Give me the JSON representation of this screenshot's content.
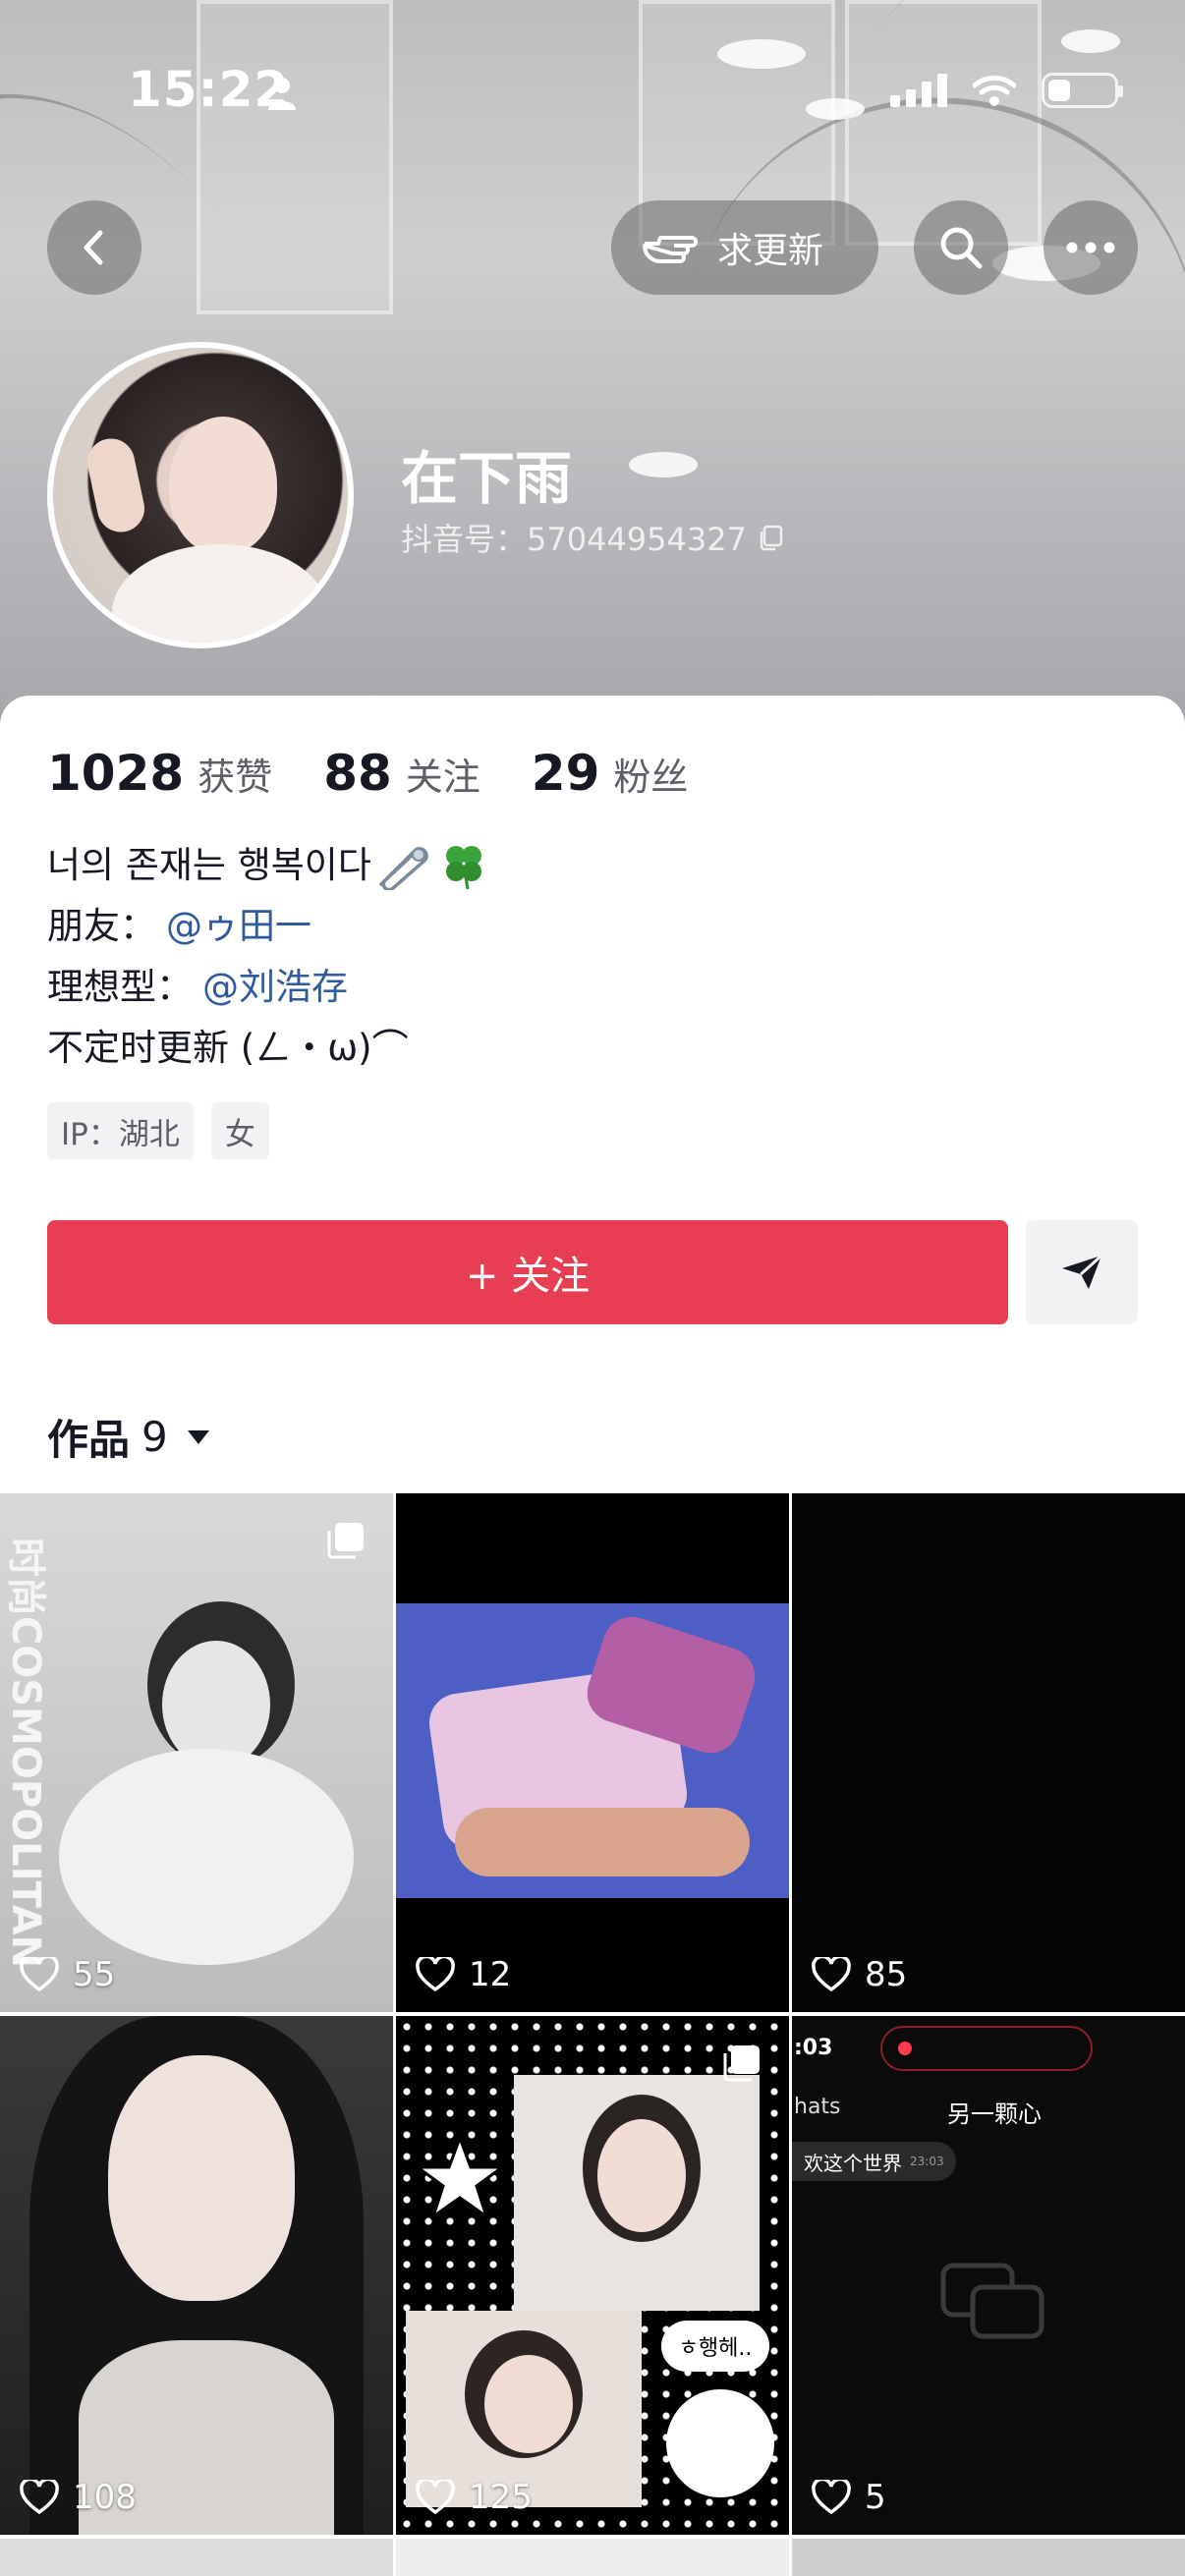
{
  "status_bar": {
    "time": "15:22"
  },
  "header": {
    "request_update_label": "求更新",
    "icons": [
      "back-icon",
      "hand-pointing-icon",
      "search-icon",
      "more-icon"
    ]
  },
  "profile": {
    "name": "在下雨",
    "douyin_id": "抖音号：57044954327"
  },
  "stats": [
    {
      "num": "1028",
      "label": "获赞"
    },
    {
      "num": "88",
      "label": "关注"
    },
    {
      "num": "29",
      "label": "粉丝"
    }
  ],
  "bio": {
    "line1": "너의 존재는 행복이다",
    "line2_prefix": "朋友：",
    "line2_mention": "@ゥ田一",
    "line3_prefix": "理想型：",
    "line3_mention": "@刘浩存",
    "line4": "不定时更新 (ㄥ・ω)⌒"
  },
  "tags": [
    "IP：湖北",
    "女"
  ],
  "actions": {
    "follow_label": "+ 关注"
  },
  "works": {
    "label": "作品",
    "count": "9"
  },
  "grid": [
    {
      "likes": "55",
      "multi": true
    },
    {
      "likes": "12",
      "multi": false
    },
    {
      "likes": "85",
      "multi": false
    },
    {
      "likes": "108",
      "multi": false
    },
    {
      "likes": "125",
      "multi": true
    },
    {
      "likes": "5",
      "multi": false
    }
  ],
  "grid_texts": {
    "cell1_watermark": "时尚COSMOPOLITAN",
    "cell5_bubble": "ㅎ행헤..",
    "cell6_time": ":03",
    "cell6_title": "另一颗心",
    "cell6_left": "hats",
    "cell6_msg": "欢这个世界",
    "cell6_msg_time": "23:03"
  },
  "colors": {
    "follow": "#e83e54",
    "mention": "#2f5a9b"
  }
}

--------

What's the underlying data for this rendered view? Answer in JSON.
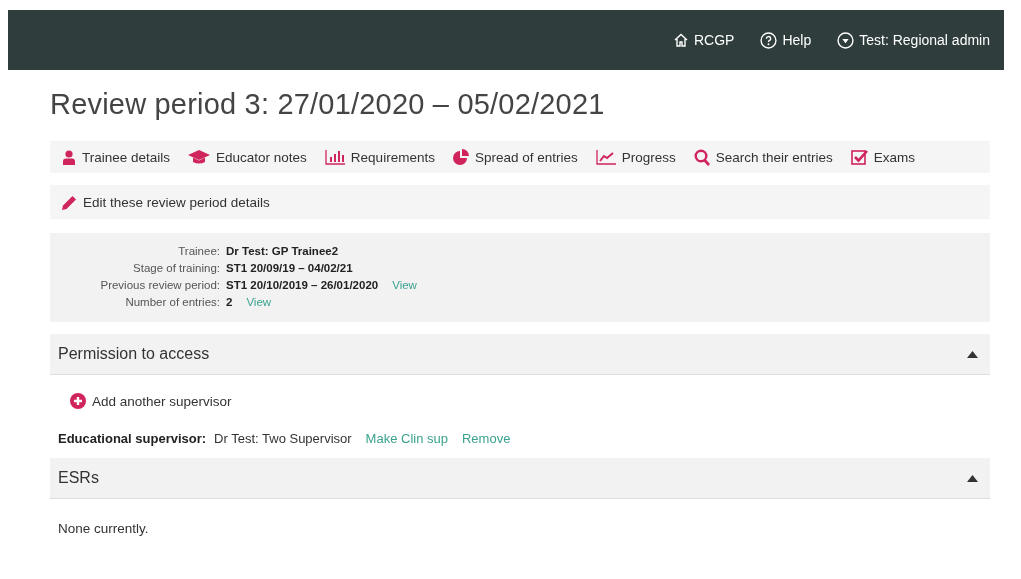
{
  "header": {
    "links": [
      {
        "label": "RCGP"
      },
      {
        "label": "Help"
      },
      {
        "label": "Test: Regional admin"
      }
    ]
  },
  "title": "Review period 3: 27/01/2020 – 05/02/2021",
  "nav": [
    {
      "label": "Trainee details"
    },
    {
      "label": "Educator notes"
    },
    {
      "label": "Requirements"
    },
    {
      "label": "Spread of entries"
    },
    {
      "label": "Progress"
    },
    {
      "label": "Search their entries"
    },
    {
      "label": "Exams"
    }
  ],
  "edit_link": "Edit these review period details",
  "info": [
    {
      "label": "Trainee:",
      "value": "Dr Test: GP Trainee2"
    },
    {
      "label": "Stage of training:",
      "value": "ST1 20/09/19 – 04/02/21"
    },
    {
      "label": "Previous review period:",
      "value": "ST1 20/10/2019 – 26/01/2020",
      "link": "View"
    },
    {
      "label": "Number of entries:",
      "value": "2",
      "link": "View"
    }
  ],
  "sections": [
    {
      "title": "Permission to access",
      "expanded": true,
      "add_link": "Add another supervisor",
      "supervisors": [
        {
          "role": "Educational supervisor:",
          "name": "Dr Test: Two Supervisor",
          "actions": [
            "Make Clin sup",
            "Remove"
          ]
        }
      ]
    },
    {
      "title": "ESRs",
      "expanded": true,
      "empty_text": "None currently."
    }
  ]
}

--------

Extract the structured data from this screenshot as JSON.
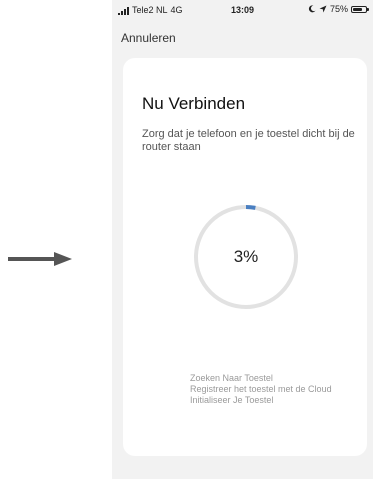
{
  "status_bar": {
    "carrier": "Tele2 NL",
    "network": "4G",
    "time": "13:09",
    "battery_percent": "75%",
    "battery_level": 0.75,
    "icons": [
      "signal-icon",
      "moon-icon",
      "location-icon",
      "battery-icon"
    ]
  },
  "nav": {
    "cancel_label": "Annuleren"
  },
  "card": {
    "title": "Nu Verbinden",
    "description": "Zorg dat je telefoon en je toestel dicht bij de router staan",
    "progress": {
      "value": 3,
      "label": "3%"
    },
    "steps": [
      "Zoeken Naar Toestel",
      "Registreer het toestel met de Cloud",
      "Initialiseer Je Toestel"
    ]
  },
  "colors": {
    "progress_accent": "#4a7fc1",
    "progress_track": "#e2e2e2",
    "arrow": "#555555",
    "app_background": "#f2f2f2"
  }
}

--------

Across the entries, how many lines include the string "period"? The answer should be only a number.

▸ **RESPONSE BELOW**
3